More than 170 cases of hepatitis have been diagnosed in Wyndham this year, according to the Department of Health and Human Services.
There were 172 cases of the disease – including hepatitis A, B, C and D – reported in Wyndham between January 1 and October 30.
In comparison, there were 191 cases of hepatitis reported within the same period last year.
Werribee Mercy Hospital physician Marc Lanteri said viral hepatitis could be transmitted by blood transfers – through drug users sharing needles, for example, or from a mother to her baby.
He said viral hepatitis sometimes showed no symptoms, but that the illness could also cause jaundice, abdominal pain and fevers.
“If you are worried you might have hepatitis you should make an appointment with your general practitioner, who can order tests to determine if there has been exposure to a hepatitis virus — or if some other condition is affecting the liver,” he said.
Dr Lentari said many cases of viral hepatitis were cleared by the body’s immune system and did not cause any lasting problems.
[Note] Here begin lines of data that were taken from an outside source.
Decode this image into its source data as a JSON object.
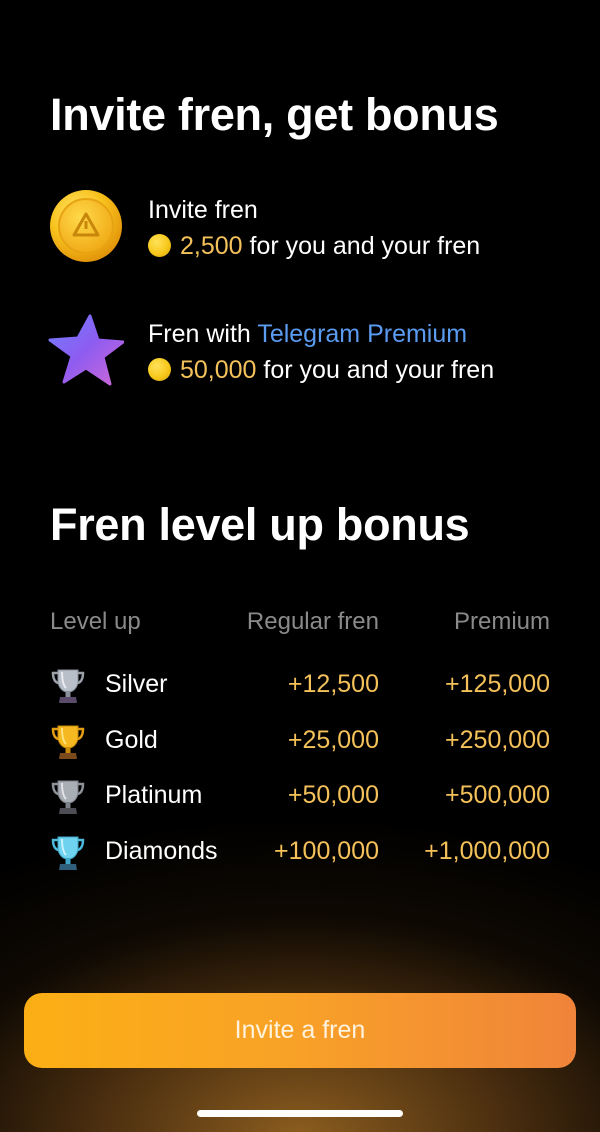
{
  "invite_section": {
    "title": "Invite fren, get bonus",
    "rows": [
      {
        "icon": "coin-icon",
        "title": "Invite fren",
        "amount": "2,500",
        "suffix": " for you and your fren"
      },
      {
        "icon": "star-icon",
        "title_prefix": "Fren with ",
        "title_highlight": "Telegram Premium",
        "amount": "50,000",
        "suffix": " for you and your fren"
      }
    ]
  },
  "levelup_section": {
    "title": "Fren level up bonus",
    "headers": {
      "level": "Level up",
      "regular": "Regular fren",
      "premium": "Premium"
    },
    "rows": [
      {
        "level": "Silver",
        "regular": "+12,500",
        "premium": "+125,000",
        "icon": "silver-trophy-icon"
      },
      {
        "level": "Gold",
        "regular": "+25,000",
        "premium": "+250,000",
        "icon": "gold-trophy-icon"
      },
      {
        "level": "Platinum",
        "regular": "+50,000",
        "premium": "+500,000",
        "icon": "platinum-trophy-icon"
      },
      {
        "level": "Diamonds",
        "regular": "+100,000",
        "premium": "+1,000,000",
        "icon": "diamond-trophy-icon"
      }
    ]
  },
  "cta": {
    "label": "Invite a fren"
  },
  "colors": {
    "accent_gold": "#f4c15a",
    "premium_blue": "#5b9bf0",
    "button_start": "#fbaf14",
    "button_end": "#f0843a"
  }
}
He said that in many cases, it was possible to treat hepatitis with anti-viral drugs.
“However, if the virus persists in the body it can damage the liver (chronic hepatitis) and result in liver scarring (cirrhosis),” he said.